═══ Study material ═══
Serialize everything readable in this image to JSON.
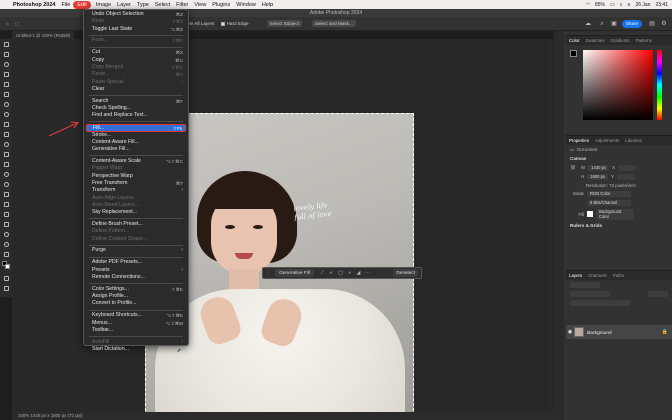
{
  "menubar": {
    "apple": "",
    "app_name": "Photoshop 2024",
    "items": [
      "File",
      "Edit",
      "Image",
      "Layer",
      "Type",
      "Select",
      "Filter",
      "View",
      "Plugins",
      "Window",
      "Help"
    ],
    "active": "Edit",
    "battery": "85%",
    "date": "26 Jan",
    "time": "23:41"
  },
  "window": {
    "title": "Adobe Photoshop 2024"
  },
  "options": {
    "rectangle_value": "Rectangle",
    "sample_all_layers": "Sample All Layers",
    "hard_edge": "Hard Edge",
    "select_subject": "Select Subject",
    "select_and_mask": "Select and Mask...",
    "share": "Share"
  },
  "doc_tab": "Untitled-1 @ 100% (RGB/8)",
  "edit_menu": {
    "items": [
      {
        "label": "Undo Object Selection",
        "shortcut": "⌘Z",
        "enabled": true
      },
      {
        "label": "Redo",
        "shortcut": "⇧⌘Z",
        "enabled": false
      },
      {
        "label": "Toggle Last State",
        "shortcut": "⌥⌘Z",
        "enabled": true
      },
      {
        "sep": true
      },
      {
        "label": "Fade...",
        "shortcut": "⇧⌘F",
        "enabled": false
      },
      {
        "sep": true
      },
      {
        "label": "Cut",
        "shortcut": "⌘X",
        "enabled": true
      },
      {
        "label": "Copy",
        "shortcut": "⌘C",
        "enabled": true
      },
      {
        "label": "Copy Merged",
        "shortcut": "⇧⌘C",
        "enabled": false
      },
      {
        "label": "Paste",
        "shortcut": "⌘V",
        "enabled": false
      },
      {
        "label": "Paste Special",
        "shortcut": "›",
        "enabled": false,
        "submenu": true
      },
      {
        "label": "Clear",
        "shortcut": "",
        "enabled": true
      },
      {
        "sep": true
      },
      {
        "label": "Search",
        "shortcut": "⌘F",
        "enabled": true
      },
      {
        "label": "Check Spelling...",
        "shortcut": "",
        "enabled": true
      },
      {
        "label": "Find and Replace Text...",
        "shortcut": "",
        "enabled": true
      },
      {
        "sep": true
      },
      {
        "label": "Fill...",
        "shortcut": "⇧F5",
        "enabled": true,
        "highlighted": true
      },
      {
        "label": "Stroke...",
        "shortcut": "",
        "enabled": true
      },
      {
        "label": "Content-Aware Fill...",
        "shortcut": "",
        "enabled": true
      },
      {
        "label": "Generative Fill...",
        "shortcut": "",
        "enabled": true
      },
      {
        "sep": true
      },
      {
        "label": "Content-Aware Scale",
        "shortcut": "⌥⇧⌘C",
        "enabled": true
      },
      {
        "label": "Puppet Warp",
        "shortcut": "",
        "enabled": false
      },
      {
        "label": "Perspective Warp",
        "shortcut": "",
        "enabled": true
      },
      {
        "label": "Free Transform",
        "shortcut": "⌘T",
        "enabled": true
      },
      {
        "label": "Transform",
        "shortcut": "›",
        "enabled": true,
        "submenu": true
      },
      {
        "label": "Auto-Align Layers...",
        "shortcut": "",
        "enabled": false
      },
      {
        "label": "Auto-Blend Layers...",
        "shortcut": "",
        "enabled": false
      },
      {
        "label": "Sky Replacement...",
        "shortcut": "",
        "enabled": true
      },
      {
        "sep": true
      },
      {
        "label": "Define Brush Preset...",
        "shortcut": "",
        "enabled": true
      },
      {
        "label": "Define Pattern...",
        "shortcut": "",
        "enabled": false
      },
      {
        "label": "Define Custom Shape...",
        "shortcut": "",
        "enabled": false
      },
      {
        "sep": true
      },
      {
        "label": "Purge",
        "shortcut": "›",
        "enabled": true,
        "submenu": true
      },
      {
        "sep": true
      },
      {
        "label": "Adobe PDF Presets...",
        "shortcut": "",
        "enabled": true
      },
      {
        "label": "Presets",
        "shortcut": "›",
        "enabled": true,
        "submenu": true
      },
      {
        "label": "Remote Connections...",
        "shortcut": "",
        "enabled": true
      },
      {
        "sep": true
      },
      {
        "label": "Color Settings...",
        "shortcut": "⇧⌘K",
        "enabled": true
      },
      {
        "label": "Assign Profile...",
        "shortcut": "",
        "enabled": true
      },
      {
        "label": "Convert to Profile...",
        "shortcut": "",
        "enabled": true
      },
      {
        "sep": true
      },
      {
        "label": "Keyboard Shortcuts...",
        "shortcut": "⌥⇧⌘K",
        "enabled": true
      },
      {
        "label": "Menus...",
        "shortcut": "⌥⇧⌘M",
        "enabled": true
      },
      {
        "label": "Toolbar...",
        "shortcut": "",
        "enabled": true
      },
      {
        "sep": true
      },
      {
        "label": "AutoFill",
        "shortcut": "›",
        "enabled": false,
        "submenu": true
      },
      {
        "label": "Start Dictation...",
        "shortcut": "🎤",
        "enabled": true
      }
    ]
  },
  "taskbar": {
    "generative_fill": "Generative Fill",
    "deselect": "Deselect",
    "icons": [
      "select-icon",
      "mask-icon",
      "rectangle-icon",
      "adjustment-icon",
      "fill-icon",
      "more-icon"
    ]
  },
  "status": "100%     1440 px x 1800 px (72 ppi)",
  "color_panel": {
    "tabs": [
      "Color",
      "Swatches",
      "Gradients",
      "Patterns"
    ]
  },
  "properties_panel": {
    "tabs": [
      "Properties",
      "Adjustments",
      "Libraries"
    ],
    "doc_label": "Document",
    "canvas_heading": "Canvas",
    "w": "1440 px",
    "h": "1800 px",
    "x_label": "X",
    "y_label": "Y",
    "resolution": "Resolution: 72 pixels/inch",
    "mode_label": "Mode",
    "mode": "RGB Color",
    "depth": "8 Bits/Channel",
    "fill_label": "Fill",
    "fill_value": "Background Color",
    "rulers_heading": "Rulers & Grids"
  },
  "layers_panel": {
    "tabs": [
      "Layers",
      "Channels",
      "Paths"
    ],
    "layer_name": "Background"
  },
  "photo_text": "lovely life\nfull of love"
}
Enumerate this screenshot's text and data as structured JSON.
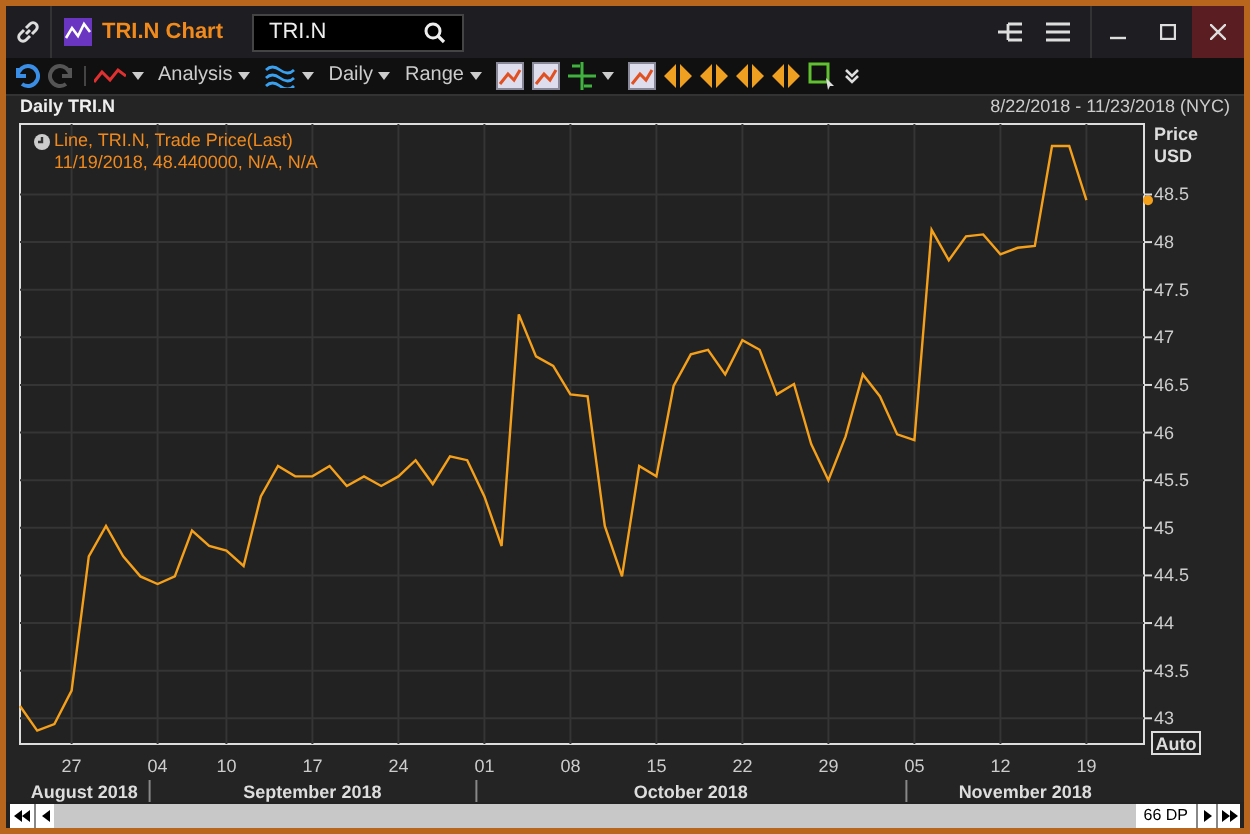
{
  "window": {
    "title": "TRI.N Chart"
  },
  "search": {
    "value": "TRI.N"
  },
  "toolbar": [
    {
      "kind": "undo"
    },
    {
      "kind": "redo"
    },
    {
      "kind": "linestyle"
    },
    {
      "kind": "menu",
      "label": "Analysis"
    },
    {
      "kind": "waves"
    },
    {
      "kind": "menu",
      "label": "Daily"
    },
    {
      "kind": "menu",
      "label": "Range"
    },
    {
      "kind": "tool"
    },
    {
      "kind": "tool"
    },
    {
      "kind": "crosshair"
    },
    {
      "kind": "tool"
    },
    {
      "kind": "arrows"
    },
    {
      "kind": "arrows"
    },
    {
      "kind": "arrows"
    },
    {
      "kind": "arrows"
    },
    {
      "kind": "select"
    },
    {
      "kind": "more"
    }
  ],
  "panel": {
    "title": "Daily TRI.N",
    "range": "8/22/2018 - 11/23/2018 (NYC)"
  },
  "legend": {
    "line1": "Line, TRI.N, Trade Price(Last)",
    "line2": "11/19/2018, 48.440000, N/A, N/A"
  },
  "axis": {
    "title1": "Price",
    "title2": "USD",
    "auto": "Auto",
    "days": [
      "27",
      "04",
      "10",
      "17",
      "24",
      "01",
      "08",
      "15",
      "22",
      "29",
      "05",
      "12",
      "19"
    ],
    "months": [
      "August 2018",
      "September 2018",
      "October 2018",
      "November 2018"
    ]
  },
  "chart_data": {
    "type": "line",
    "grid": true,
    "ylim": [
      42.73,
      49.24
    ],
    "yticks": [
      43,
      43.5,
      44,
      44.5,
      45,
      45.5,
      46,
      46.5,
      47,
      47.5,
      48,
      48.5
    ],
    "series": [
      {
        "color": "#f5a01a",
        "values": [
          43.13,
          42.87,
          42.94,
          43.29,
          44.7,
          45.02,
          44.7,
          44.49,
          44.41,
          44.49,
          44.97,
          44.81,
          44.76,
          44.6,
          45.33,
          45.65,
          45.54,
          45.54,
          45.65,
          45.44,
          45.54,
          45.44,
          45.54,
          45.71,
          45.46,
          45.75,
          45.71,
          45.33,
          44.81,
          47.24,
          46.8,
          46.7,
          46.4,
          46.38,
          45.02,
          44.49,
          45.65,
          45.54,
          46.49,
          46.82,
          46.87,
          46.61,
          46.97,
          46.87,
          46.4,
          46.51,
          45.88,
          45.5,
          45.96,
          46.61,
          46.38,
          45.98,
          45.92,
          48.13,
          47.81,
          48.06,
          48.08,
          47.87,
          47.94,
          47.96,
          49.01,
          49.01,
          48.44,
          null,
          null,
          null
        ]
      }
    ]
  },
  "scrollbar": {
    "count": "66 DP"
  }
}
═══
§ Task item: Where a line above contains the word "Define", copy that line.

§ Response:
        "label": "Define Brush Preset...",
        "label": "Define Pattern...",
        "label": "Define Custom Shape...",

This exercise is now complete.